I enjoy connecting with other local writers and took the opportunity when one recently published a book.
Morganton resident Taryn Hutchison released “One Degree of Freedom,” a novel for readers age 12 to adult, on Nov. 17, according to a previous News Herald article.
I became acquainted with Taryn through email when she was a contributor to the “Uplifted in Faith” column in the Faith and Values section of The News Herald a few years back, and remembered enjoying her thoughtful take on spiritual matters.
I was aware she had already published a work of non-fiction called, “We Wait You - Waiting on God in Eastern Europe,” which documents her journey as a Christian missionary there during the 1990s. Her new novel features a young girl growing up in Romania during the Cold War, so I figured Taryn must have been inspired by her travels to write the story. I reached out to her to learn more.
Taryn is a Maryland native who has lived in eight states and three countries.
“I made my final move to Morganton 11 years ago,” she said. “After I was settled here, I found out my great-grandfather is from Marion and my great-grandmother is from Shelby.”
Taryn earned a bachelor’s degree in art from Salisbury University in Salisbury, Maryland.

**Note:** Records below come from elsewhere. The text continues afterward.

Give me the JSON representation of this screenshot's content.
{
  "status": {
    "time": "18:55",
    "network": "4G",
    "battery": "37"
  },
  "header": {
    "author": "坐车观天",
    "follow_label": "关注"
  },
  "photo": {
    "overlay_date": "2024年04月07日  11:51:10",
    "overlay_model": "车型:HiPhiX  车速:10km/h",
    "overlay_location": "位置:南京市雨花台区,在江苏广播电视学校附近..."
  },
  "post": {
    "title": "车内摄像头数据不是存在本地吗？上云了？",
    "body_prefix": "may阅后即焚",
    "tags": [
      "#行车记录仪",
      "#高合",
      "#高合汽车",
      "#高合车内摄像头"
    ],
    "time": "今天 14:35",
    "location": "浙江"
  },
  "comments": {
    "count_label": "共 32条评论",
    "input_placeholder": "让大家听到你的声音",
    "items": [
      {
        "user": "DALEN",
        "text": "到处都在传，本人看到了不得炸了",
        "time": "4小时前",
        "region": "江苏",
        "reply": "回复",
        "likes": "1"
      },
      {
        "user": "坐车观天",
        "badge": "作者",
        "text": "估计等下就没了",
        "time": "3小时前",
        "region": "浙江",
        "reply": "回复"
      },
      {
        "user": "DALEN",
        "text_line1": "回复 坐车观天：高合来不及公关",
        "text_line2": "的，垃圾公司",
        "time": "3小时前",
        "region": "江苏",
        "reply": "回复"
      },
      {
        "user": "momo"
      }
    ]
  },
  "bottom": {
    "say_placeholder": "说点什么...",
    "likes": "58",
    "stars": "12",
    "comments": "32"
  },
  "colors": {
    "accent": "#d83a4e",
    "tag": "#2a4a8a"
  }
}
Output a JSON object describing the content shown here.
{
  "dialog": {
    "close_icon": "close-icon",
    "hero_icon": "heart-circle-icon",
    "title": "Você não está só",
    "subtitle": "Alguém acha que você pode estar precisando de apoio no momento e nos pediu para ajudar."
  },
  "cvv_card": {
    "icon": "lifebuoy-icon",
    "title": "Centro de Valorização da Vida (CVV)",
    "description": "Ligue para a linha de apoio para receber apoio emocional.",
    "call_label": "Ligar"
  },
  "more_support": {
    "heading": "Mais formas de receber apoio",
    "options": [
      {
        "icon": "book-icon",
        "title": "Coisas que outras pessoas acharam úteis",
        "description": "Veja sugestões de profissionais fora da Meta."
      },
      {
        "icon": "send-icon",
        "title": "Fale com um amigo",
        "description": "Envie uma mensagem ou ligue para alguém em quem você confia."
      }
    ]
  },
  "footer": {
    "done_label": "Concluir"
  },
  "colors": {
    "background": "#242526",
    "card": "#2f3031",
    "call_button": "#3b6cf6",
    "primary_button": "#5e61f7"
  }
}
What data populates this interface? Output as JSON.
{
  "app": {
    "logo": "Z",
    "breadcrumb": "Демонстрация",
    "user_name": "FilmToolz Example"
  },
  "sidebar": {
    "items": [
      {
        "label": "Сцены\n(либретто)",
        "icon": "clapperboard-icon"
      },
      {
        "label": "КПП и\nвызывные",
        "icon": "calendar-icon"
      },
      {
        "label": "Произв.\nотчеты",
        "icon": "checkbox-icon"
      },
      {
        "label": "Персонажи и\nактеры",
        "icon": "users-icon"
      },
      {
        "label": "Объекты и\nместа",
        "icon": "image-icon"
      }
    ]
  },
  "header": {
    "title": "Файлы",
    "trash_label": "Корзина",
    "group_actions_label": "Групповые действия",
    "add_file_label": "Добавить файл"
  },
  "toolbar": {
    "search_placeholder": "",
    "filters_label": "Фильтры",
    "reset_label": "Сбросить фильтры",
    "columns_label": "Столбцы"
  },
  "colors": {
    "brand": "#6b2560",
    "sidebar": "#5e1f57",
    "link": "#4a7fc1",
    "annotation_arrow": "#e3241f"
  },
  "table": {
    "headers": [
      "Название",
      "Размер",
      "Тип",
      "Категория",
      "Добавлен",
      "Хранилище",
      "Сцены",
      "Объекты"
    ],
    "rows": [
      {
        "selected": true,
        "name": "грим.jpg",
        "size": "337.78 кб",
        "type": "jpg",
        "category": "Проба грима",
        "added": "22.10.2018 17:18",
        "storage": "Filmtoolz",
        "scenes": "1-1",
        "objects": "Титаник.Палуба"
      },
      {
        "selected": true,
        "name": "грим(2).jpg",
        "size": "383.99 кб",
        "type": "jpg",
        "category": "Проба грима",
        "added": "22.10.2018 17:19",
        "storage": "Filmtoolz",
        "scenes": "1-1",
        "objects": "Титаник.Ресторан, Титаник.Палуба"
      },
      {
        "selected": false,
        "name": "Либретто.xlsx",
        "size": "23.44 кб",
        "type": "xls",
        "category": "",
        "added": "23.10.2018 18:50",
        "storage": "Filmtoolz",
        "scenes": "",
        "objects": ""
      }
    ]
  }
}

“After college, I joined the staff of Campus Crusade (now Cru) and served 21 years all over the U.S. and world,” she said. “I wanted to make a difference in the world, to share the hope of Christ with others. I moved to Romania shortly after communism fell to minister to university students in Bucharest and Cluj. After living there five years, I moved to Budapest, Hungary, for another five years to oversee staff members serving in 18 countries throughout Eastern Europe and Russia. Needless to say, I traveled constantly.”
She shared the lessons she gained from her time overseas.
“(I learned) that God can do the impossible, that he can use someone ordinary like me and give me the strength and grace I needed each day to thrive in a difficult situation, that people are the same with the same needs and desires everywhere,” Taryn said.
When she returned to America, she got married and moved to San Francisco, where she worked at Gateway Seminary. When she and her husband moved to Morganton, she got a job working in the president’s office at Lenoir-Rhyne University. She earned a Master of Arts in Writing from LR’s Asheville campus in 2016 and now works as an adjunct in the university’s Writing Center.
As I looked back on my favorite stories of the year, I realized the common theme among them …
“I have wanted to write all my life,” Taryn said. “I wrote my first novel, also historical fiction, at age 10. I just was interested in a lot of other things, so I put writing on hold, but I never forgot my dream. Soon after I moved back to the states, I wrote a memoir of those tumultuous years in Eastern Europe, but my real love has always been fiction. The time was right to start to pursue it once I was here in North Carolina. It was in a graduate class for my writing degree that I was inspired to write this particular novel.”
In the story, the heroine, 15-year old Adriana Nicu, navigates communist culture in Bucharest, Romania, in 1987. Adriana stumbles upon a secret treasure trove of forbidden books in her aunt’s apartment. As she begins reading, she is forced to reexamine some of her beliefs.
“One Degree of Freedom” reached the No. 1 new release ranking on Amazon Kindle for Children’s European Historical Fiction, according to the previous article.
Taryn said it is the first book of a trilogy she is writing that will end with the Romanian Revolution of 1989.
“The second novel is with the publishers now,” she said. “I’m finishing up the third novel this year. And then I’ve written another book, a nonfiction memoir written for a prisoner recently released from San Quentin after serving 29 years for stealing $116. That one is currently with an agent.”
She shared her hopes for “One Degree of Freedom.”
“One hope is just to tell a really good story,” Taryn said. “I want readers to fall in love with the characters and the setting. Another is for them, especially young readers, to want to read more. The protagonist’s reading list is in the front of the book. I want them to learn about an under-represented time and place — Romania during the Cold War. I want them to gain empathy as they try to imagine life for another person in another part of the world at another time, and for that to shape how they live their life here and now.”
For more information about Taryn Hutchison and her writing, visit tarynhutchison.com.
Tammie Gercken is a staff writer with The News Herald and a member of the Morganton Writers’ Group.